9 Grammatical Pitfalls
1913, from German paraphilie (by 1903), apparently coined by Austrian ethnologist Friedrich Salomo Krauss (1859-1938) as literally "inverted erotic instinct," from Greek para- "beside, aside" (see para- (1)) + philos "loving" (see -phile).
The neurotic whose accompanying fancies always lead into forbidden ground (and this is what constitutes the guilt feeling of pollutions) fights against masturbation [pollutions] because it is connected with incest fancies, criminal desires, perversions, or as F.S. Krauss calls them, paraphilias. [Wm. J. Robinson, M.D., "Masturbation -- Injurious or Harmless," "American Journal of Urology," May 1913]Popularized in psychology circles in English from c.1918 in translation of work by Viennese-born psychotherapist Wilhelm Stekel (1868-1940); not in widespread use until 1950s. first used in "Diagnostic and Statistical Manual of Mental Disorders" in 1980, as a morally neutral and more dignified label than perversion, to which it is nonetheless etymologically similar.

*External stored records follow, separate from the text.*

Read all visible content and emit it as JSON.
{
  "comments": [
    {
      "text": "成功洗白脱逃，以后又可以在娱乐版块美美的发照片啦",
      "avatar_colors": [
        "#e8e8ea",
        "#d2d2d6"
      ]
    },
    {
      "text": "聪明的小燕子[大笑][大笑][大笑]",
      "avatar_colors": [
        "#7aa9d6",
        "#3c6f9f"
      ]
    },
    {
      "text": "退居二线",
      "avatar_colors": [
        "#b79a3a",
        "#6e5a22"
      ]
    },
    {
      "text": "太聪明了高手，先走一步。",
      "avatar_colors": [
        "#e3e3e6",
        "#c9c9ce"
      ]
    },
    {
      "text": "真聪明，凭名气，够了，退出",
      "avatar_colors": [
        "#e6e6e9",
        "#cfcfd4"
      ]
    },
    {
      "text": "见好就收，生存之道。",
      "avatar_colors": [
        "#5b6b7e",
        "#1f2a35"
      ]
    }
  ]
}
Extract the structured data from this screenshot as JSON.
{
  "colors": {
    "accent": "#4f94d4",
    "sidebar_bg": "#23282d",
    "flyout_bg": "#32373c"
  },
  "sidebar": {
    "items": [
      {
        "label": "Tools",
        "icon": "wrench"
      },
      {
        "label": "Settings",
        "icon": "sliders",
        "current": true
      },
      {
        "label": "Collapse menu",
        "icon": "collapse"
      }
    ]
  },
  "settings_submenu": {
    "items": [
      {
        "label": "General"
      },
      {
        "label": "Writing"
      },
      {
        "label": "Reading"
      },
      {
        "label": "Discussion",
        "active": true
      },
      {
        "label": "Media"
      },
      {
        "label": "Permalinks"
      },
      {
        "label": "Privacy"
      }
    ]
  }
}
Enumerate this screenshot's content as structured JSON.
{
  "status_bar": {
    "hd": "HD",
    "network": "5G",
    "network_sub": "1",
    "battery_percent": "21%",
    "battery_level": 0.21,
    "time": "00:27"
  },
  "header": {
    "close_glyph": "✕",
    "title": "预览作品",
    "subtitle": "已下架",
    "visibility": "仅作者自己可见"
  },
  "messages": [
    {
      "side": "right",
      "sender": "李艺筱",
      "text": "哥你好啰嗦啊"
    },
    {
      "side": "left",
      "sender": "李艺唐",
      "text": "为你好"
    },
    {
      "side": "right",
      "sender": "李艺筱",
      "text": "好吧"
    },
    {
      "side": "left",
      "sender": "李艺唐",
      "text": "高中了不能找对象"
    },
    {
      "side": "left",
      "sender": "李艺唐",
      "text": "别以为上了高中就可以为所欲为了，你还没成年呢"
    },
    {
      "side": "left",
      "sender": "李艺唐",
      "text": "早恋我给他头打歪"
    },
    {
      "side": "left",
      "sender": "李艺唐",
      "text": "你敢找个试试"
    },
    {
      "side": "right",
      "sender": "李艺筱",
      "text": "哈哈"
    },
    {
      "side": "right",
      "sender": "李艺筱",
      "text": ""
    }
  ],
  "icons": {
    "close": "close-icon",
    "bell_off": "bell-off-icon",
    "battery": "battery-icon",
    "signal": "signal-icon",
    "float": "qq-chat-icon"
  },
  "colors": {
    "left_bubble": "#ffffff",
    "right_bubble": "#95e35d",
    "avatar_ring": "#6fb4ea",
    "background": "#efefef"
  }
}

Related: Paraphiliac; paraphilic.
Krauss bereichert uns um das neue Wort "Paraphilie" anstelle der "Psychopathie," ein fortschrittlich-oppositionelles Wort zwar, aber auch nur ein Wort und als Aufklärung etwa so bedeutsam wie "Seitensprünge." ["Rezensionen" über die "Anthropophyteia Jahrbücher," Leipzig, 1907]
Sexual practices that are socially prohibited.